“I’ve got a couple of things up my sleeve. We’ll announce them during the campaign and they’ll be good things,” Mr Joyce said.
“Of course we’ll be driving forward with the other issues that we’ve already announced. What that shows is authenticity. It’s not about a campaign, we’ve been delivering all the way through.”
David Mailler – CountryMinded
Pete Mailler will stand for the party, and will be looking to follow up on the grassroots campaign his brother, David Mailler, ran in 2016.
The 46-year-old grain and cattle said for New England to get the most of its king-maker position, voters “must not return the Nationals” – but that doesn't mean he wants a change of government.
“The Coalition will be motivated to retain office for the maximum possible term,” he said.
“They must deal with whoever holds the seat of New England on behalf of the electorate, unless that person is already a member of the Coalition.
“In other words, Barnaby Joyce can’t leverage the political power on offer to the electorate of New England, to get a better deal from this Government from this election.
Peter Wills – Greens
The Greens have confirmed Quirindi farmer and Liverpool Plains Alliance community campaigner Peter Wills will stand for the party.
Mr Wills is known to Liverpool Plains farmers as a staunch member and activist in their long campaigns against the Shenhua and BHP Caroona coal mines, and the Santos coal seam gas project in the Pilliga.
He said his campaign would focus on protecting land and water from unwanted coal mines and CSG wells and helping workers transition to sustainable jobs in the renewable energy economy.
“New England voters have a clear choice in this election – they can vote for the coal parties, or vote Greens to save agricultural land, water, and native Australian habitats,” Mr Wills said.
“My father worked this land until the very day he passed away, his last job fixing a leaking water trough.
“The community and I can’t and won’t sit by while government want to risk our most precious resource, water, for the sake of coal and CSG.”
Warwick Stacey – Seniors United Party of Australia

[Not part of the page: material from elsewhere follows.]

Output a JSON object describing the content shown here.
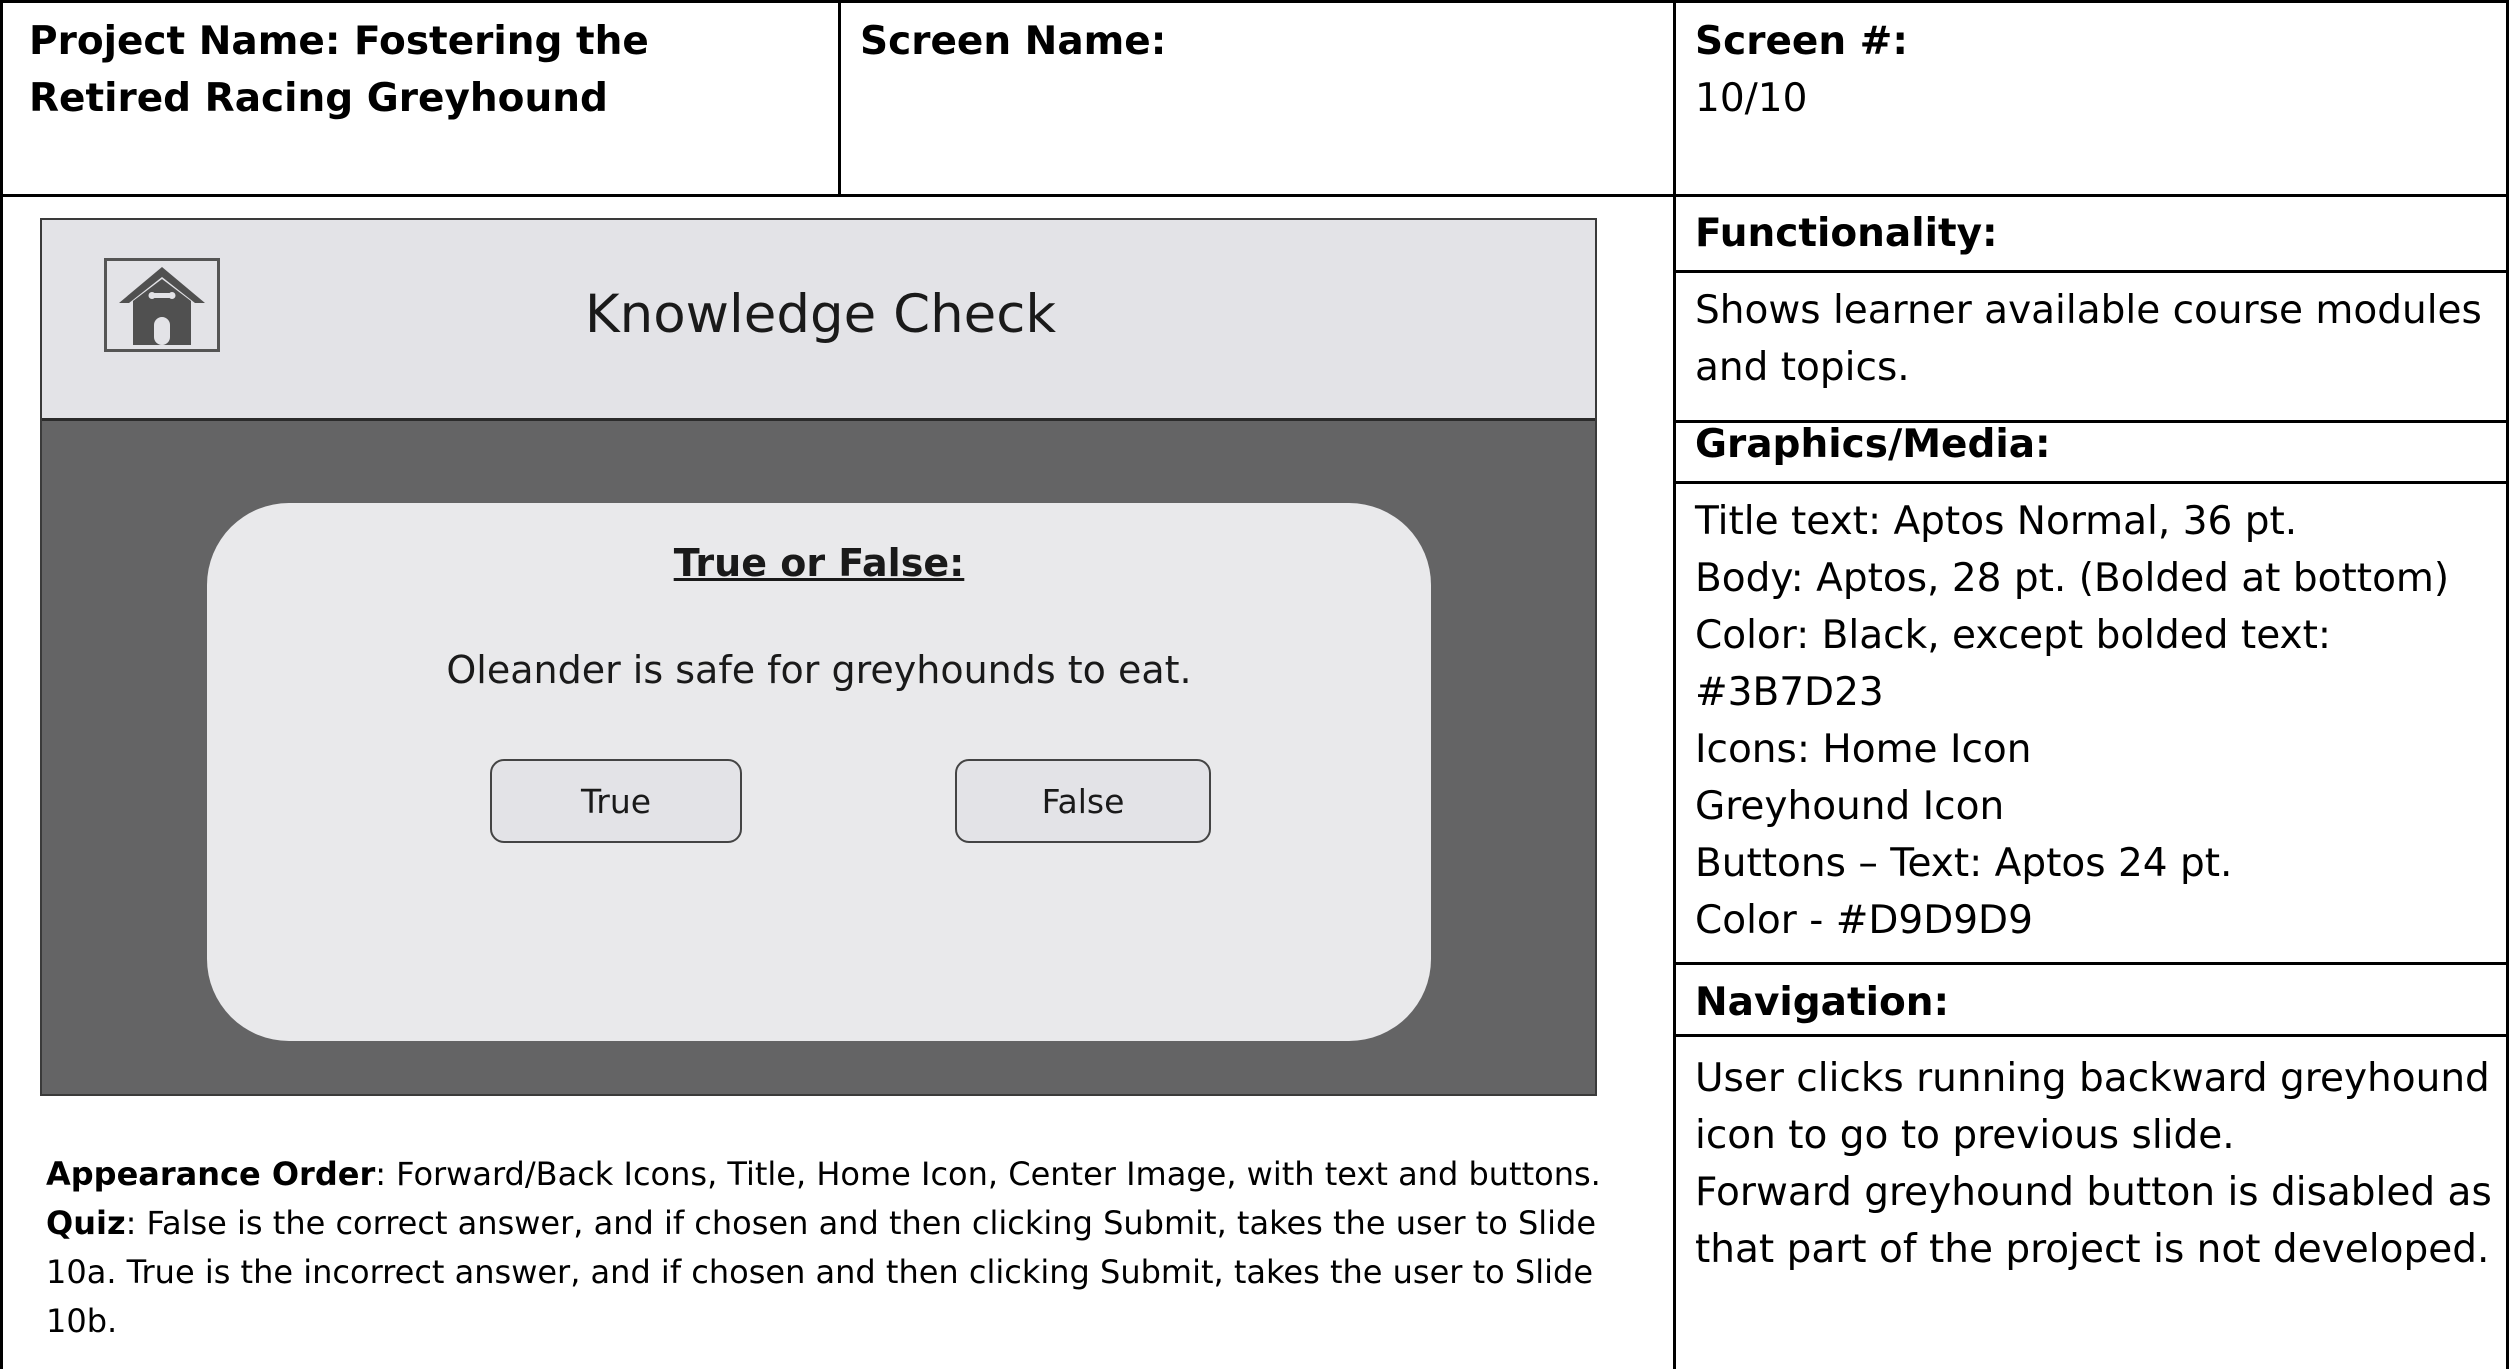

Warwick Stacey is not what you expect when it comes to a Seniors United Party candidate.
He served as a parachuter in the British Army, a commander in the SAS, can simultaneous interpreter German, and is an expert in maritime piracy and resolving kidnaps.
The Seniors United Party of Australia (SUPA) officially endorsed Mr Stacey, a man with “broad, real-life experience”, as its candidate for the New England byelection.
A disillusioned former member of the Liberal Party, Mr Stacey believes the public - and in particular seniors - are very upset with the “shameless self interest, abuse of expense accounts and the brazen sense of entitlement” of politicians.
“I’m increasingly appalled at the way politicians treat us with what I call careless indifference,” Mr Stacey said.
“We have a comprehensive policy on politician’s remuneration, superannuation and expense accounts, as well as other policies which will be released during the campaign.
Dean Carter – Independent
Tamworth resident Dean Carter will step up as an independent, running under the slogan “enough is enough”.
He wants to reverse penalty rate cuts, create a sugar tax to reduce the rate of diabetes and tackle the region’s youth unemployment issue with a skills training program.
Donald Cranney – Rise Up Australia
Donald Cranney from Yelarbon, a small town in south-central Queensland, is running for Rise Up Australia.
He is calling for an inland rail line from Goondiwinidi to Gladstone (both of which are in Queensland).
He says the freight line would foster prosperity in the region by making it easier for farmers to get their produce from paddock to port quickly.